WHAT IS REQUIRED: Check every line of the material below, and show those that contain "name".

DATASET EXCERPTS:
══════════════════════════════
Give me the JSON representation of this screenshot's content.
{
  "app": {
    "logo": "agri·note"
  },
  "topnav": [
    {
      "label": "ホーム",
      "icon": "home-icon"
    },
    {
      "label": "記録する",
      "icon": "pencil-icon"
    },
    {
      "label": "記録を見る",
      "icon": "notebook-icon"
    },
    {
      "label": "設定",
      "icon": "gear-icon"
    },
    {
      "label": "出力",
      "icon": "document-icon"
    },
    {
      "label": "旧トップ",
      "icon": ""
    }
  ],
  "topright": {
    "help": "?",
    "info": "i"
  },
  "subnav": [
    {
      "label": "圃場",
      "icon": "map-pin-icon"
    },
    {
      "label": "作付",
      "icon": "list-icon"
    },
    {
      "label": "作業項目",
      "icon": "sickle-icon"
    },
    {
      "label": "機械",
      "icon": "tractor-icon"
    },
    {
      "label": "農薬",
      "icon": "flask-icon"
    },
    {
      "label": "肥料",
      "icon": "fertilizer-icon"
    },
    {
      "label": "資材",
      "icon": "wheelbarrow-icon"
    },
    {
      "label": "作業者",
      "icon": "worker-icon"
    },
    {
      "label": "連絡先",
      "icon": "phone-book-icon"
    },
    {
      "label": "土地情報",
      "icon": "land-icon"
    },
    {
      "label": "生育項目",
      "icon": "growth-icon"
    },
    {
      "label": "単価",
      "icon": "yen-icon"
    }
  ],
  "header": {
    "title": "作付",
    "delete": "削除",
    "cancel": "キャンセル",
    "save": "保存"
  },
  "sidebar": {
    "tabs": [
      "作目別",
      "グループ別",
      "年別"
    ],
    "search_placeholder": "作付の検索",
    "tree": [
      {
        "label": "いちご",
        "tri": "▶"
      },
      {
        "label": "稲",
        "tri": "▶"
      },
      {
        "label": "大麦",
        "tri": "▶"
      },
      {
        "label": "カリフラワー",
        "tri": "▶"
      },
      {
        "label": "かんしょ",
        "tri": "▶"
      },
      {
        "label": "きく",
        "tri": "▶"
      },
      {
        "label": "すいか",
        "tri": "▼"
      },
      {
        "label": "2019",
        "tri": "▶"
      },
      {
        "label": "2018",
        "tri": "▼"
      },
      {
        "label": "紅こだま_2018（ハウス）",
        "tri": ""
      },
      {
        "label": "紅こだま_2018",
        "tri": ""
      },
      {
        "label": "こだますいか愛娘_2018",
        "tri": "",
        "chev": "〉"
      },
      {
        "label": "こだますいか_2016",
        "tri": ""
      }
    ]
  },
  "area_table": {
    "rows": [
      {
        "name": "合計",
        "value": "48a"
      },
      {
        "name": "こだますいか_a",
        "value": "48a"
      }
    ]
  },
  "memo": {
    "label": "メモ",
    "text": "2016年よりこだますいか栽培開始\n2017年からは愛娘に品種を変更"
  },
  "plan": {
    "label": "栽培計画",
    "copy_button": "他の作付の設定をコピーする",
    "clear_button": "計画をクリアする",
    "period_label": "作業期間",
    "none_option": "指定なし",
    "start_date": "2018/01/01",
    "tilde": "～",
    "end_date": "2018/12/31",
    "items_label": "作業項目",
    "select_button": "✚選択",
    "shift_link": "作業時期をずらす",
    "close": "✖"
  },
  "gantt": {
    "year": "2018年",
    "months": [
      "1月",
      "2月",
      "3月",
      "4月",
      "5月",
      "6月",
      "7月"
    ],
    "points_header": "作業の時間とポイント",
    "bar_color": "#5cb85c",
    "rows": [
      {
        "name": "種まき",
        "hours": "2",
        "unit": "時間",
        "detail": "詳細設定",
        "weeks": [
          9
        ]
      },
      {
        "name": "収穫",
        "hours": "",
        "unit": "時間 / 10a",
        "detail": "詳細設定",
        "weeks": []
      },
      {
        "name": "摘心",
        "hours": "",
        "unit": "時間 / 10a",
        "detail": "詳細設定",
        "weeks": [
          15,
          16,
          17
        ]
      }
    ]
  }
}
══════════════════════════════
RESPONSE BOX:
        "name": "合計",
        "name": "こだますいか_a",
        "name": "種まき",
        "name": "収穫",
        "name": "摘心",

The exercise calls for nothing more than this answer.